GIVEN DATA Start Marker

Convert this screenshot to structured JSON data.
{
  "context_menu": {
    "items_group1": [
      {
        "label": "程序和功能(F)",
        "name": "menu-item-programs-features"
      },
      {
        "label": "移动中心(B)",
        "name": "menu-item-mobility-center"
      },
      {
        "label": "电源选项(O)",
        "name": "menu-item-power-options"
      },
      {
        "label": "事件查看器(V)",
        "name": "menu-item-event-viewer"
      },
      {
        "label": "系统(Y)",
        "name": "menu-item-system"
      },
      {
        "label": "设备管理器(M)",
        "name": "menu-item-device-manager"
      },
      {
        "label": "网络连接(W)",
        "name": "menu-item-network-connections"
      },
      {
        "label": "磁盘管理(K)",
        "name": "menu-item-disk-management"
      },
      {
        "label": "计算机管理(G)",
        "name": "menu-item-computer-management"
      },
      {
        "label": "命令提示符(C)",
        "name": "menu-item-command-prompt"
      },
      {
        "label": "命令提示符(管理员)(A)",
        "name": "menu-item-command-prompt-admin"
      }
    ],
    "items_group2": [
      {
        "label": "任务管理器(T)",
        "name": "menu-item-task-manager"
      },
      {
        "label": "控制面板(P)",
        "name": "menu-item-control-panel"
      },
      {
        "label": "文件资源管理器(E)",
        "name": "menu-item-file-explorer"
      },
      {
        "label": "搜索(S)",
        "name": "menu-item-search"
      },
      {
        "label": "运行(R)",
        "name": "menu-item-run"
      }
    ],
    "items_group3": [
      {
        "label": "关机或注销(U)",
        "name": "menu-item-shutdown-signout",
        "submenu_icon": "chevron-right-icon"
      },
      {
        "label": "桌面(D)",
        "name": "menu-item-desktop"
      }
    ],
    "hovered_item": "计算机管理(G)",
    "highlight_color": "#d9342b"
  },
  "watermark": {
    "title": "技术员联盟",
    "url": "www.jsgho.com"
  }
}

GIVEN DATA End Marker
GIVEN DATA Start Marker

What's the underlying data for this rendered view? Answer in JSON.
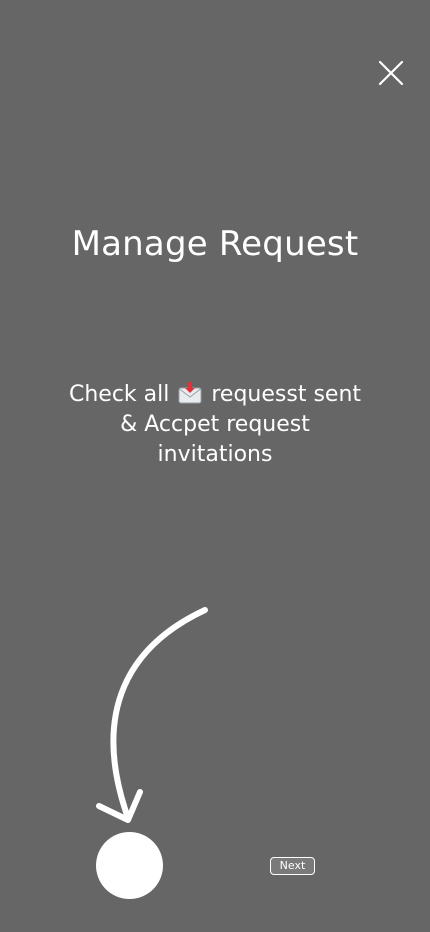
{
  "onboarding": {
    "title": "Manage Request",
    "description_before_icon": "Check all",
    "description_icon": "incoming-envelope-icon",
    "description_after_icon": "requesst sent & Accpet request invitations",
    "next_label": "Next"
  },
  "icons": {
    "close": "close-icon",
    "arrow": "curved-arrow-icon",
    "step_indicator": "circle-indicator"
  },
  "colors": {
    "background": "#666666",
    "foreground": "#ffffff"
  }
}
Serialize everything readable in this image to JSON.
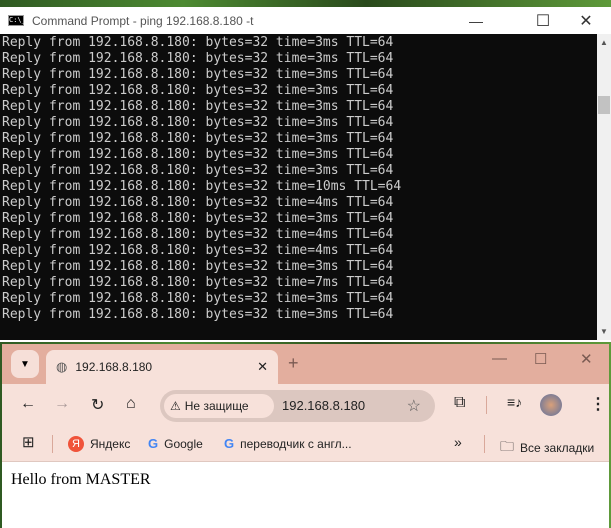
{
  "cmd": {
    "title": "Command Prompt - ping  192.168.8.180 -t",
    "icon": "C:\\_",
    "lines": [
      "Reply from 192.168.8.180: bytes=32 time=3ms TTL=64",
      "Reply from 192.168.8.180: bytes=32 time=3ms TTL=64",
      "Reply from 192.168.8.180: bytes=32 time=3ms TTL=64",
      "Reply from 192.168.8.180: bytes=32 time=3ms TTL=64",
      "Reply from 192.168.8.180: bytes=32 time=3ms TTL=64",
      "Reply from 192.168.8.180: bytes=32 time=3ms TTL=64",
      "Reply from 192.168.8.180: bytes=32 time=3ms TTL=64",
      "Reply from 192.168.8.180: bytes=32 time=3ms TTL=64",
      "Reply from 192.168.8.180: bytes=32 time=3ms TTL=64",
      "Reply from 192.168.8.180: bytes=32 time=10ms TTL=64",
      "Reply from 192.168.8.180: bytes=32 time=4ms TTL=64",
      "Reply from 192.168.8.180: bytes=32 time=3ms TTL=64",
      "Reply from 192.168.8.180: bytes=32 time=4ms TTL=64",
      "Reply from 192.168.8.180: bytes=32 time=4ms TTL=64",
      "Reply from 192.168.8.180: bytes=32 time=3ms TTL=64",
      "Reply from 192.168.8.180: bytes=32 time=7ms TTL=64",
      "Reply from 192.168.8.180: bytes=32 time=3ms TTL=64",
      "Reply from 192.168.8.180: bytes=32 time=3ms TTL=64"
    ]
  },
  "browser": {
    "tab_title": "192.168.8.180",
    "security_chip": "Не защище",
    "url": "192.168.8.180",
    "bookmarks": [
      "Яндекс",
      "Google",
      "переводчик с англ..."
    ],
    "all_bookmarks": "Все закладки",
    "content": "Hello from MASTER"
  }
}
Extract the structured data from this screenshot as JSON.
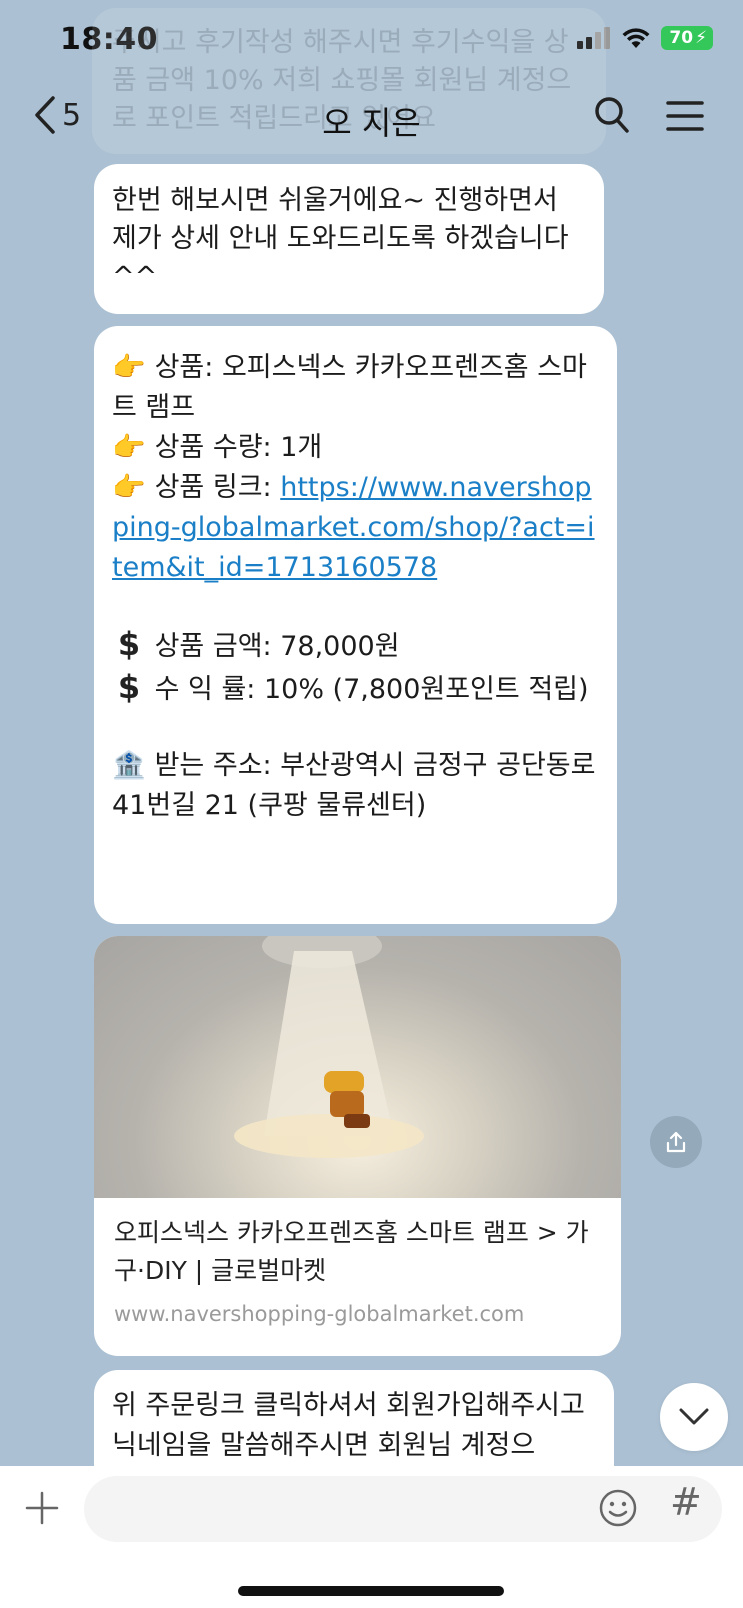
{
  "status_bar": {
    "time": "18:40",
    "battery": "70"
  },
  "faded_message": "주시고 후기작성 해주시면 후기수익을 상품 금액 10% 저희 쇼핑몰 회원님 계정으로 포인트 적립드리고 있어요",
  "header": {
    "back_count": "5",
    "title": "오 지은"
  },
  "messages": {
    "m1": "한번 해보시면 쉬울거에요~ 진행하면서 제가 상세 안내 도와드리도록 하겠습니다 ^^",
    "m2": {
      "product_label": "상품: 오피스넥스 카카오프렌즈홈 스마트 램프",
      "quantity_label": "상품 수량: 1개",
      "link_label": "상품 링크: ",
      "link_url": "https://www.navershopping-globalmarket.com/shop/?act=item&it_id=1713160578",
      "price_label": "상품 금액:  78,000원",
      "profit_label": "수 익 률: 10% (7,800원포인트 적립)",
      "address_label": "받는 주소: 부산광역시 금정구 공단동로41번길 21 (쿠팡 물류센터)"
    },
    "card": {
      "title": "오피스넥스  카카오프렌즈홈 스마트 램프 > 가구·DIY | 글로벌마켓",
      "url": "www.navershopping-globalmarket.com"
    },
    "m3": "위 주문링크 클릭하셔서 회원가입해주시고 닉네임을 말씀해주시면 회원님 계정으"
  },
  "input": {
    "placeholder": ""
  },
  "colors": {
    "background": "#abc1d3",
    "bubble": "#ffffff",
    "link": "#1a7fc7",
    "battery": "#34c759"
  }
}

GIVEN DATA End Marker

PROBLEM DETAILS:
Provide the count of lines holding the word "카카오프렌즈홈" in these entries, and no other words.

SOLUTION BELOW:
2